  • Inside Steve’s Brain by Leander Kahney
  • The Art of Innovation by Tom Kelley

Websites

 

  • http://goinswriter.com Jeff Goins

    Thanks for posting this, Kenny. You’re an uber-innovator in my book. I’m trying to keep up.

  • Pingback: Simple Tips for Introducing Innovation to Your Organization | Goins, Writer

  • http://thoughtsaboutnothing.com @kylereed

    money :)

    I love these ideas.
    I think all of these ideas are well worth their weight in gold.

    I think the biggest one for me is number 2, need to get better organized and able to keep goals in front of me.

    • http://goinswriter.com Jeff Goins

      Yeah, me, too. Making Ideas Happen is great. I’m sure you’ve heard of it. Have you read it?

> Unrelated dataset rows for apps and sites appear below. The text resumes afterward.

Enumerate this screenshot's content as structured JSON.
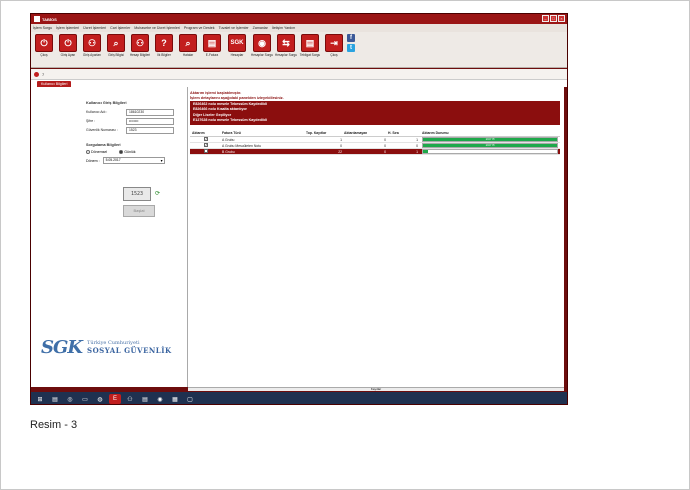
{
  "window": {
    "title": "TABİOS"
  },
  "menu": [
    "İşlem Sorgu",
    "İşlem İşlemleri",
    "Ücret İşlemleri",
    "Cari İşlemler",
    "Muhasebe ve Ücret İşlemleri",
    "Program ve Destek",
    "Tuvalet ve İşlemler",
    "Zamanlar",
    "İletişim Yardım"
  ],
  "toolbar": [
    {
      "icon": "power-icon",
      "glyph": "⏻",
      "label": "Çıkış"
    },
    {
      "icon": "power-icon",
      "glyph": "⏻",
      "label": "Giriş Ayarı"
    },
    {
      "icon": "users-icon",
      "glyph": "⚇",
      "label": "Giriş Ayarları"
    },
    {
      "icon": "search-icon",
      "glyph": "⌕",
      "label": "Giriş Bilgisi"
    },
    {
      "icon": "users-icon",
      "glyph": "⚇",
      "label": "Hesap Bilgileri"
    },
    {
      "icon": "help-icon",
      "glyph": "?",
      "label": "İlk Bilgiler"
    },
    {
      "icon": "search-icon",
      "glyph": "⌕",
      "label": "Hatalar"
    },
    {
      "icon": "document-icon",
      "glyph": "▤",
      "label": "E-Fatura"
    },
    {
      "icon": "sgk-icon",
      "glyph": "SGK",
      "label": "Hesaplar"
    },
    {
      "icon": "disk-icon",
      "glyph": "◉",
      "label": "Hesaplar Sorgu"
    },
    {
      "icon": "transfer-icon",
      "glyph": "⇆",
      "label": "Hesaplar Sorgu"
    },
    {
      "icon": "document-icon",
      "glyph": "▤",
      "label": "Tebligat Sorgu"
    },
    {
      "icon": "exit-icon",
      "glyph": "⇥",
      "label": "Çıkış"
    }
  ],
  "social": {
    "facebook": "f",
    "twitter": "t"
  },
  "status": {
    "count": "7"
  },
  "tab": {
    "label": "Kullanıcı Bilgileri"
  },
  "login": {
    "title": "Kullanıcı Giriş Bilgileri",
    "user_label": "Kullanıcı Adı :",
    "user_value": "18610230",
    "pass_label": "Şifre :",
    "pass_value": "••••••••",
    "security_label": "Güvenlik Numarası :",
    "security_value": "1523"
  },
  "query": {
    "title": "Sorgulama Bilgileri",
    "radio_monthly": "Dönemsel",
    "radio_daily": "Günlük",
    "period_label": "Dönem :",
    "period_value": "5.05.2017"
  },
  "captcha": {
    "code": "1523"
  },
  "login_button": {
    "label": "Başlat"
  },
  "logo": {
    "mark": "SGK",
    "line1": "Türkiye Cumhuriyeti",
    "line2": "SOSYAL GÜVENLİK"
  },
  "notice": {
    "title": "Aktarım işlemi başlatılmıştır.",
    "subtitle": "İşlem detaylarını aşağıdaki panelden izleyebilirsiniz."
  },
  "log": [
    "E826462 nolu mesele Tebessüm Kaydedildi",
    "E826466 nolu Kısalta aktarılıyor",
    "Diğer Liseler Geçiliyor",
    "E127628 nolu mesele Tebessüm Kaydedildi"
  ],
  "grid": {
    "headers": [
      "Aktarım",
      "Fatura Türü",
      "Top. Kayıtlar",
      "Aktarılamayan",
      "H. Sıra",
      "Aktarım Durumu"
    ],
    "rows": [
      {
        "check": "✓",
        "type": "A Grubu",
        "total": "1",
        "failed": "0",
        "hsira": "1",
        "progress": 100,
        "pct": "100 %",
        "selected": false
      },
      {
        "check": "✓",
        "type": "A Grubu Mesuületen Notu",
        "total": "0",
        "failed": "0",
        "hsira": "0",
        "progress": 100,
        "pct": "100 %",
        "selected": false
      },
      {
        "check": "✓",
        "type": "B Grubu",
        "total": "22",
        "failed": "0",
        "hsira": "1",
        "progress": 4,
        "pct": "4 %",
        "selected": true
      }
    ]
  },
  "bottom": {
    "label": "Kayıtlar"
  },
  "caption": "Resim - 3"
}
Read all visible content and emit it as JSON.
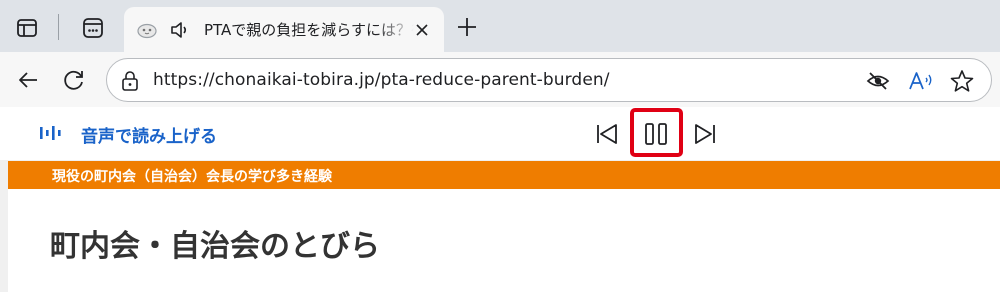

      • http://thoughtsaboutnothing.com @kylereed

        I have, and have not made any ideas happen :)

        • http://kennysilva.net Kenny Silva

          Whats been stopping you, Kyle?

          • http://thoughtsaboutnothing.com @kylereed

            Distractions and allurement

          • http://kennysilva.net Kenny Silva

            Distractions are tough. It’s so easy to get flooded with a barrage of “good” ideas or projects. It takes discipline for us to say no to the good in order to afford ourselves the margin to say yes to the “great” ideas.

        • http://goinswriter.com Jeff Goins

          Uh-oh. I’m telling Belsky… :-/ However, I don’t really buy that, dude. You’re making ideas happen all the time. They may not be the ones you would like to make happen (you might call those your “dreams”), but you’re creating all the time. Celebrate small victories.

          • http://thoughtsaboutnothing.com @kylereed

            true. I think the biggest thing for me is that I get distracted to easily or start up things that I never follow through on that I know I need to.

          • http://goinswriter.com Jeff Goins

            yeah, it’s the creative’s curse. you need a team.

          • http://kennysilva.net Kenny Silva

            Yea its very easy to get stretched thin. We’re idea guys, so we love to create and start things. Speaking for myself, however, I’m more of an idea guy than a sustainer. For me, it takes a lot of intentional effort to water the seed after its been planted and see it through to the end.

          • http://goinswriter.com Jeff Goins

            ditto

  • http://www.maderalabs.com Justin Davis

    Excellent stuff. I love the fact that you bring out some of IDEO’s methods. They are – undoubtedly – one of the most consistently innovative companies out there. Reading their case studies is like walking through a candy store of ideas.

    Thanks for mentioning failing fast and shipping often. As a creator and innovator, you’ve got to *make* a lot of things. Sketching through ideas and prototyping things on a very regular basis is the key to how this process works. There are few truly innovative geniuses out there – most innovation and interesting design work comes from an intentional design *process*, which starts with a commitment to trying stuff out, and a focus on synthesis (the creation of a lot of ideas quickly, not just refining a singular attempt).

    Don’t just think about ideas – make them!

    Great post Jeff, thanks!

    • http://goinswriter.com Jeff Goins

      Yep. They’re awesome. I basically just plagiarized the Art of Innovation to write this post.